[Entries from a dataset of interfaces]
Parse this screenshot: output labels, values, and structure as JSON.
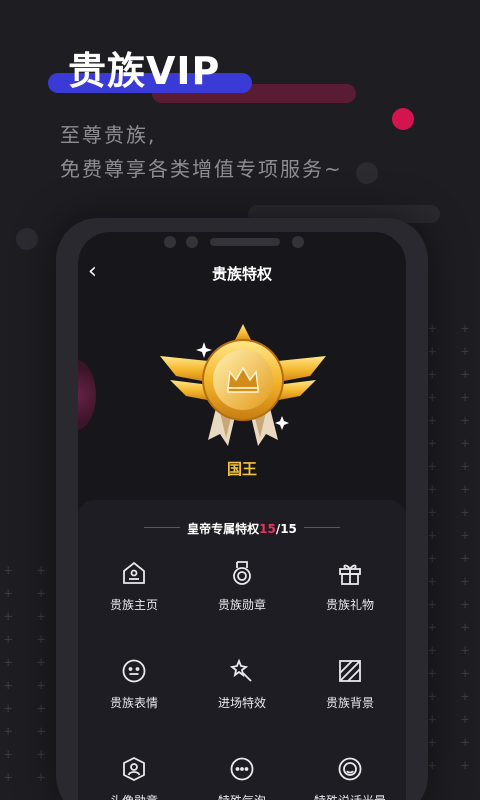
{
  "hero": {
    "title": "贵族VIP",
    "subtitle_line1": "至尊贵族,",
    "subtitle_line2": "免费尊享各类增值专项服务~"
  },
  "phone": {
    "header_title": "贵族特权",
    "back_icon": "chevron-left-icon",
    "rank_name": "国王",
    "section_title_prefix": "皇帝专属特权",
    "section_count_current": "15",
    "section_count_total": "/15",
    "privileges": [
      {
        "label": "贵族主页",
        "icon": "homepage-icon"
      },
      {
        "label": "贵族勋章",
        "icon": "medal-icon"
      },
      {
        "label": "贵族礼物",
        "icon": "gift-icon"
      },
      {
        "label": "贵族表情",
        "icon": "emoji-icon"
      },
      {
        "label": "进场特效",
        "icon": "magic-wand-icon"
      },
      {
        "label": "贵族背景",
        "icon": "background-icon"
      },
      {
        "label": "头像勋章",
        "icon": "avatar-badge-icon"
      },
      {
        "label": "特殊气泡",
        "icon": "chat-bubble-icon"
      },
      {
        "label": "特殊说话光晕",
        "icon": "halo-icon"
      }
    ]
  },
  "colors": {
    "accent_red": "#e6355d",
    "accent_blue": "#3a3bd6",
    "gold": "#f2c23a"
  }
}
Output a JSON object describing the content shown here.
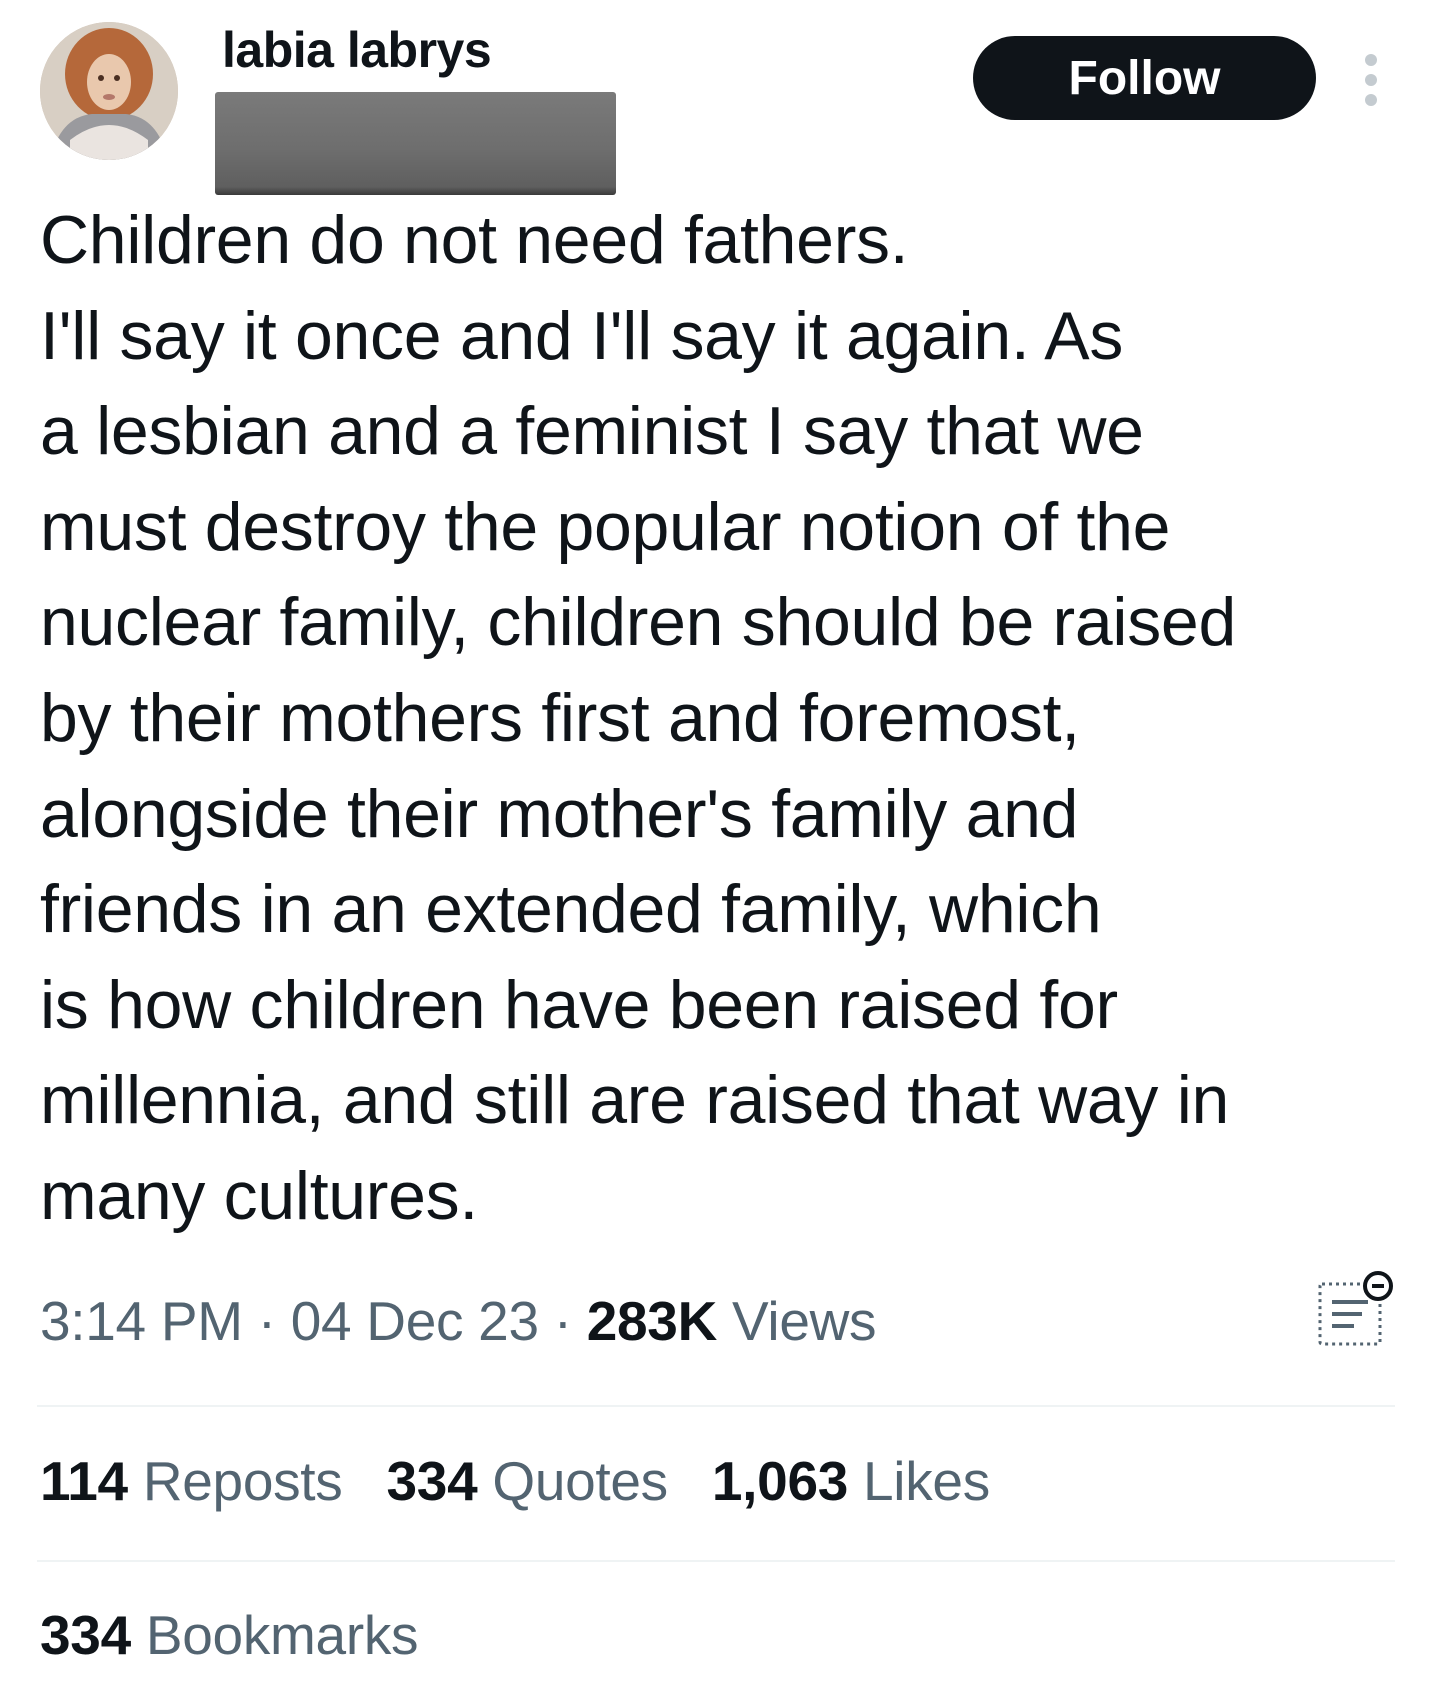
{
  "author": {
    "display_name": "labia labrys",
    "avatar_icon": "profile-photo"
  },
  "header": {
    "follow_label": "Follow",
    "more_icon": "more-vertical-icon"
  },
  "tweet": {
    "lines": [
      "Children do not need fathers.",
      "I'll say it once and I'll say it again. As",
      "a lesbian and a feminist I say that we",
      "must destroy the popular notion of the",
      "nuclear family, children should be raised",
      "by their mothers first and foremost,",
      "alongside their mother's family and",
      "friends in an extended family, which",
      "is how children have been raised for",
      "millennia, and still are raised that way in",
      "many cultures."
    ]
  },
  "meta": {
    "time": "3:14 PM",
    "separator": " · ",
    "date": "04 Dec 23",
    "views_count": "283K",
    "views_label": " Views",
    "analytics_icon": "post-analytics-icon"
  },
  "stats": {
    "reposts_count": "114",
    "reposts_label": " Reposts",
    "quotes_count": "334",
    "quotes_label": " Quotes",
    "likes_count": "1,063",
    "likes_label": " Likes",
    "bookmarks_count": "334",
    "bookmarks_label": " Bookmarks"
  },
  "colors": {
    "text_primary": "#0f1419",
    "text_secondary": "#536471",
    "divider": "#eff3f4",
    "follow_bg": "#0f1419"
  }
}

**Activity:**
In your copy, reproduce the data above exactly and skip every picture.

**Response:**
Parse this screenshot: output labels, values, and structure as JSON.
{
  "hero": {
    "title": "贵族VIP",
    "subtitle_line1": "至尊贵族,",
    "subtitle_line2": "免费尊享各类增值专项服务~"
  },
  "phone": {
    "header_title": "贵族特权",
    "back_icon": "chevron-left-icon",
    "rank_name": "国王",
    "section_title_prefix": "皇帝专属特权",
    "section_count_current": "15",
    "section_count_total": "/15",
    "privileges": [
      {
        "label": "贵族主页",
        "icon": "homepage-icon"
      },
      {
        "label": "贵族勋章",
        "icon": "medal-icon"
      },
      {
        "label": "贵族礼物",
        "icon": "gift-icon"
      },
      {
        "label": "贵族表情",
        "icon": "emoji-icon"
      },
      {
        "label": "进场特效",
        "icon": "magic-wand-icon"
      },
      {
        "label": "贵族背景",
        "icon": "background-icon"
      },
      {
        "label": "头像勋章",
        "icon": "avatar-badge-icon"
      },
      {
        "label": "特殊气泡",
        "icon": "chat-bubble-icon"
      },
      {
        "label": "特殊说话光晕",
        "icon": "halo-icon"
      }
    ]
  },
  "colors": {
    "accent_red": "#e6355d",
    "accent_blue": "#3a3bd6",
    "gold": "#f2c23a"
  }
}
Output a JSON object describing the content shown here.
{
  "author": {
    "display_name": "labia labrys",
    "avatar_icon": "profile-photo"
  },
  "header": {
    "follow_label": "Follow",
    "more_icon": "more-vertical-icon"
  },
  "tweet": {
    "lines": [
      "Children do not need fathers.",
      "I'll say it once and I'll say it again. As",
      "a lesbian and a feminist I say that we",
      "must destroy the popular notion of the",
      "nuclear family, children should be raised",
      "by their mothers first and foremost,",
      "alongside their mother's family and",
      "friends in an extended family, which",
      "is how children have been raised for",
      "millennia, and still are raised that way in",
      "many cultures."
    ]
  },
  "meta": {
    "time": "3:14 PM",
    "separator": " · ",
    "date": "04 Dec 23",
    "views_count": "283K",
    "views_label": " Views",
    "analytics_icon": "post-analytics-icon"
  },
  "stats": {
    "reposts_count": "114",
    "reposts_label": " Reposts",
    "quotes_count": "334",
    "quotes_label": " Quotes",
    "likes_count": "1,063",
    "likes_label": " Likes",
    "bookmarks_count": "334",
    "bookmarks_label": " Bookmarks"
  },
  "colors": {
    "text_primary": "#0f1419",
    "text_secondary": "#536471",
    "divider": "#eff3f4",
    "follow_bg": "#0f1419"
  }
}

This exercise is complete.